Series metadata for the overall project/programme of which the survey/data set is a part may also be supplied.
Controlled vocabularies are lists that can be used to describe datasets in a consistent way. MEDIN uses them both in the giscovery metadata standard and the data guidelines. More information.
MEDIN data guidelines are data archive standards specific to each data type, which provide guidance on what information should be stored alongside your data to ensure others can use them with confidence.
The guidelines should be used to ensure that your data are MEDIN compliant and should make it easier to ingest data into the DAC and facilitate easy use and reuse of the data (collect once; use many times).
Excel templates are provided if required.
The relevant seabed survey guidelines that include bathymetry, sidescan sonar, seismic and sediment characteristics should be referred to for your data types.
There are three requirements to ensure that your data are MEDIN compliant:
As a seabed survey dataset may contain a range of various data types/formats/products it is important that data is well organised.
Data should be organised in a well-defined documented folder structure such as the BGS folder structure, in a separate folder for each survey dataset named with the survey ID. There may be exceptions to this such as for a single data type or a standalone dataset.
Equipment types should be clearly specified.
A summary checklist of data with numbers of each data type should be provided to give an overview of the submission.
File naming conventions and consistency are important, and documentation should match the filenames. Descriptive filenames may help explain the contents of files. Non-descriptive filenames should be adequately described. Individual filenames should be unique within a dataset.

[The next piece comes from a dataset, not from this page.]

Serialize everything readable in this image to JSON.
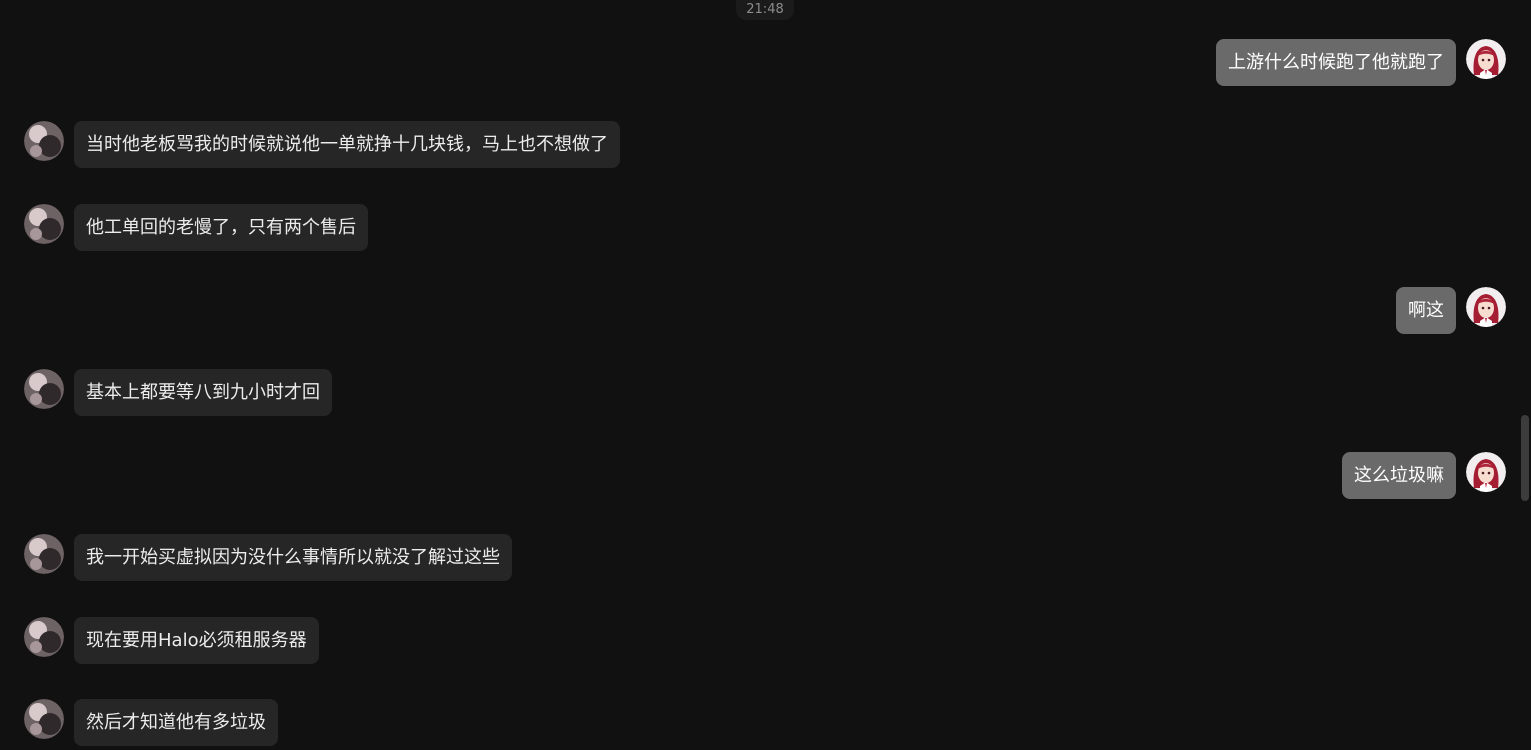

A full listing of the data files can be included in the top level folder for each survey containing filenames, size, software package, short description and so on.
Standard data exchange formats should be used and clearly specified. e.g. segy/tif format for seismic data. See specific MEDIN data guidelines for more information (e.g. seismic, sidecan sonar, bathymetry). Formats which are outdated and not useful should not be submitted (e.g. sidescan sonar AGDS data). Other formats can be considered on a case by case basis — contact the DAC to discuss.

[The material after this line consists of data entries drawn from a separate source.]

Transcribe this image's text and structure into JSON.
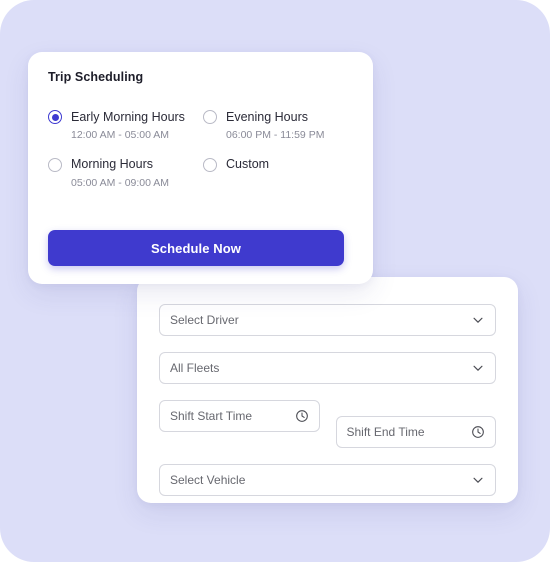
{
  "theme": {
    "page_background": "#ffffff",
    "backdrop": "#dcdef8",
    "card_background": "#ffffff",
    "accent": "#3f3ace",
    "radio_selected": "#3e3ad1",
    "radio_unselected_border": "#b9bac6",
    "field_border": "#d6d7de",
    "title_text": "#1d1d29",
    "label_text": "#2b2b38",
    "muted_text": "#8a8b98",
    "placeholder_text": "#67686f",
    "button_text": "#ffffff"
  },
  "scheduling_card": {
    "title": "Trip Scheduling",
    "options": [
      {
        "label": "Early Morning Hours",
        "time_range": "12:00 AM - 05:00 AM",
        "selected": true
      },
      {
        "label": "Evening Hours",
        "time_range": "06:00 PM - 11:59 PM",
        "selected": false
      },
      {
        "label": "Morning Hours",
        "time_range": "05:00 AM - 09:00 AM",
        "selected": false
      },
      {
        "label": "Custom",
        "time_range": "",
        "selected": false
      }
    ],
    "primary_button": {
      "label": "Schedule Now"
    }
  },
  "filters_card": {
    "fields": [
      {
        "name": "select-driver",
        "value": "Select Driver",
        "icon": "chevron-down-icon",
        "control": "select"
      },
      {
        "name": "all-fleets",
        "value": "All Fleets",
        "icon": "chevron-down-icon",
        "control": "select"
      },
      {
        "name": "shift-start-time",
        "value": "Shift Start Time",
        "icon": "clock-icon",
        "control": "time"
      },
      {
        "name": "shift-end-time",
        "value": "Shift End Time",
        "icon": "clock-icon",
        "control": "time"
      },
      {
        "name": "select-vehicle",
        "value": "Select Vehicle",
        "icon": "chevron-down-icon",
        "control": "select"
      }
    ]
  }
}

Both raw and processed data may be accepted provided they are clearly specified, adequately described and formats are potentially useful. Processed data should be corrected and have laybacks applied.
Each line should have a distinct name/ID which should match filenames. Ensure navigation data is available for each line and make clear whether this is ship's central reference navigation or corrected. If any lines are missing, the reason why should be specified
GIS shape files of line location can be provided. Fix point positions will enable us to publish the locations through the Offshore GeoIndex viewer service.
The coordinate reference system used should be clearly specified (e.g. included in names of shape files).
Data will be incorporated into the BGS's database system and made visible via the Offshore GeoIndex viewer service. Work is ongoing on extend this to a download service. Alternatively, data can be archived as received, but they might not then be available through view/download services.